<<<<

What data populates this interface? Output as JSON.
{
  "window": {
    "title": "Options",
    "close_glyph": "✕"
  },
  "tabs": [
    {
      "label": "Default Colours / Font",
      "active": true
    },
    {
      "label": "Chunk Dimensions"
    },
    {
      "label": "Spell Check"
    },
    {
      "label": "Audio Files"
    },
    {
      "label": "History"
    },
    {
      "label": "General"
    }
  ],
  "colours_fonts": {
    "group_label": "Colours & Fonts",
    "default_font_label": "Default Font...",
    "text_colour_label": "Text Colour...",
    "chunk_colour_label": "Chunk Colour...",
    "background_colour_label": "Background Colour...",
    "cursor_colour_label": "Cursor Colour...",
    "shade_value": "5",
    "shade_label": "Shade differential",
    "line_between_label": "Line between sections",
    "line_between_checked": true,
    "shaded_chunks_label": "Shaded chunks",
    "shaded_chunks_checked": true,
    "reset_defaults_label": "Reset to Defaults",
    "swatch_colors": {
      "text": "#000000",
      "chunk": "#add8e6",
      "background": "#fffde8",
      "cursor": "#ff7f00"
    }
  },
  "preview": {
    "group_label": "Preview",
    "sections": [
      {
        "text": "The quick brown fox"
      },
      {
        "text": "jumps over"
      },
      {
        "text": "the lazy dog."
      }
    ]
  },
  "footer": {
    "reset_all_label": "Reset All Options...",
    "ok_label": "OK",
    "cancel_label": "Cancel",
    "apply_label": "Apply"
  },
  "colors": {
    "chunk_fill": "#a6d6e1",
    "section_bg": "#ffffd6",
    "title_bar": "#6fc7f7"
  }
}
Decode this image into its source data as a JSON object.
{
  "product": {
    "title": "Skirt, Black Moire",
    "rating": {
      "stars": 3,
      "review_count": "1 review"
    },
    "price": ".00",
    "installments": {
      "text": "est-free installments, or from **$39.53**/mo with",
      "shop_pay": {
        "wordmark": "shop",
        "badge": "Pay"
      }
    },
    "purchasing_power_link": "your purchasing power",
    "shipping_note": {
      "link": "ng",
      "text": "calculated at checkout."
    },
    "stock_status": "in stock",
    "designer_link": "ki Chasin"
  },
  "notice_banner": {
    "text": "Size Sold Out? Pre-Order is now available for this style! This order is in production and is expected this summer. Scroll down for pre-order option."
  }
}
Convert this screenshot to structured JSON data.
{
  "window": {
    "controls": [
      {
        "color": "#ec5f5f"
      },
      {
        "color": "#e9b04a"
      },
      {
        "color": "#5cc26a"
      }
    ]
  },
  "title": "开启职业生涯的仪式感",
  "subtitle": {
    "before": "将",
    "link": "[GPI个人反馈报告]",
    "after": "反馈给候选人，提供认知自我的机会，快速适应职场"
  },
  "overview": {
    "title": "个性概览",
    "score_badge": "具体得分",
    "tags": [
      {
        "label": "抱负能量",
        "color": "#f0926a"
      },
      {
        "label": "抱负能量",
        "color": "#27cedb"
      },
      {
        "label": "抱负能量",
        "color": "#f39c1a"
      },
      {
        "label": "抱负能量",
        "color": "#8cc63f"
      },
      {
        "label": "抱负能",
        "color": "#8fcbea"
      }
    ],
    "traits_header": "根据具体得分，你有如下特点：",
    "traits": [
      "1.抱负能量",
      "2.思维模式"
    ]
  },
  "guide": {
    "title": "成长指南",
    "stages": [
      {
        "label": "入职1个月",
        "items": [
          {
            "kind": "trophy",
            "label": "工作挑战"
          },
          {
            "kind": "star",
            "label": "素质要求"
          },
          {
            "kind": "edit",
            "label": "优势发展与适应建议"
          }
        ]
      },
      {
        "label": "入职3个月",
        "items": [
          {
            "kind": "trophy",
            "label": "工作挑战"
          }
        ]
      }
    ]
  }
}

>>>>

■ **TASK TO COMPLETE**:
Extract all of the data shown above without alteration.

■ **COMPLETED TASK**:
What data populates this interface? Output as JSON.
{
  "window": {
    "title": "Options",
    "close_glyph": "✕"
  },
  "tabs": [
    {
      "label": "Default Colours / Font",
      "active": true
    },
    {
      "label": "Chunk Dimensions"
    },
    {
      "label": "Spell Check"
    },
    {
      "label": "Audio Files"
    },
    {
      "label": "History"
    },
    {
      "label": "General"
    }
  ],
  "colours_fonts": {
    "group_label": "Colours & Fonts",
    "default_font_label": "Default Font...",
    "text_colour_label": "Text Colour...",
    "chunk_colour_label": "Chunk Colour...",
    "background_colour_label": "Background Colour...",
    "cursor_colour_label": "Cursor Colour...",
    "shade_value": "5",
    "shade_label": "Shade differential",
    "line_between_label": "Line between sections",
    "line_between_checked": true,
    "shaded_chunks_label": "Shaded chunks",
    "shaded_chunks_checked": true,
    "reset_defaults_label": "Reset to Defaults",
    "swatch_colors": {
      "text": "#000000",
      "chunk": "#add8e6",
      "background": "#fffde8",
      "cursor": "#ff7f00"
    }
  },
  "preview": {
    "group_label": "Preview",
    "sections": [
      {
        "text": "The quick brown fox"
      },
      {
        "text": "jumps over"
      },
      {
        "text": "the lazy dog."
      }
    ]
  },
  "footer": {
    "reset_all_label": "Reset All Options...",
    "ok_label": "OK",
    "cancel_label": "Cancel",
    "apply_label": "Apply"
  },
  "colors": {
    "chunk_fill": "#a6d6e1",
    "section_bg": "#ffffd6",
    "title_bar": "#6fc7f7"
  }
}
Decode this image into its source data as a JSON object.
{
  "product": {
    "title": "Skirt, Black Moire",
    "rating": {
      "stars": 3,
      "review_count": "1 review"
    },
    "price": ".00",
    "installments": {
      "text": "est-free installments, or from **$39.53**/mo with",
      "shop_pay": {
        "wordmark": "shop",
        "badge": "Pay"
      }
    },
    "purchasing_power_link": "your purchasing power",
    "shipping_note": {
      "link": "ng",
      "text": "calculated at checkout."
    },
    "stock_status": "in stock",
    "designer_link": "ki Chasin"
  },
  "notice_banner": {
    "text": "Size Sold Out? Pre-Order is now available for this style! This order is in production and is expected this summer. Scroll down for pre-order option."
  }
}
Convert this screenshot to structured JSON data.
{
  "window": {
    "controls": [
      {
        "color": "#ec5f5f"
      },
      {
        "color": "#e9b04a"
      },
      {
        "color": "#5cc26a"
      }
    ]
  },
  "title": "开启职业生涯的仪式感",
  "subtitle": {
    "before": "将",
    "link": "[GPI个人反馈报告]",
    "after": "反馈给候选人，提供认知自我的机会，快速适应职场"
  },
  "overview": {
    "title": "个性概览",
    "score_badge": "具体得分",
    "tags": [
      {
        "label": "抱负能量",
        "color": "#f0926a"
      },
      {
        "label": "抱负能量",
        "color": "#27cedb"
      },
      {
        "label": "抱负能量",
        "color": "#f39c1a"
      },
      {
        "label": "抱负能量",
        "color": "#8cc63f"
      },
      {
        "label": "抱负能",
        "color": "#8fcbea"
      }
    ],
    "traits_header": "根据具体得分，你有如下特点：",
    "traits": [
      "1.抱负能量",
      "2.思维模式"
    ]
  },
  "guide": {
    "title": "成长指南",
    "stages": [
      {
        "label": "入职1个月",
        "items": [
          {
            "kind": "trophy",
            "label": "工作挑战"
          },
          {
            "kind": "star",
            "label": "素质要求"
          },
          {
            "kind": "edit",
            "label": "优势发展与适应建议"
          }
        ]
      },
      {
        "label": "入职3个月",
        "items": [
          {
            "kind": "trophy",
            "label": "工作挑战"
          }
        ]
      }
    ]
  }
}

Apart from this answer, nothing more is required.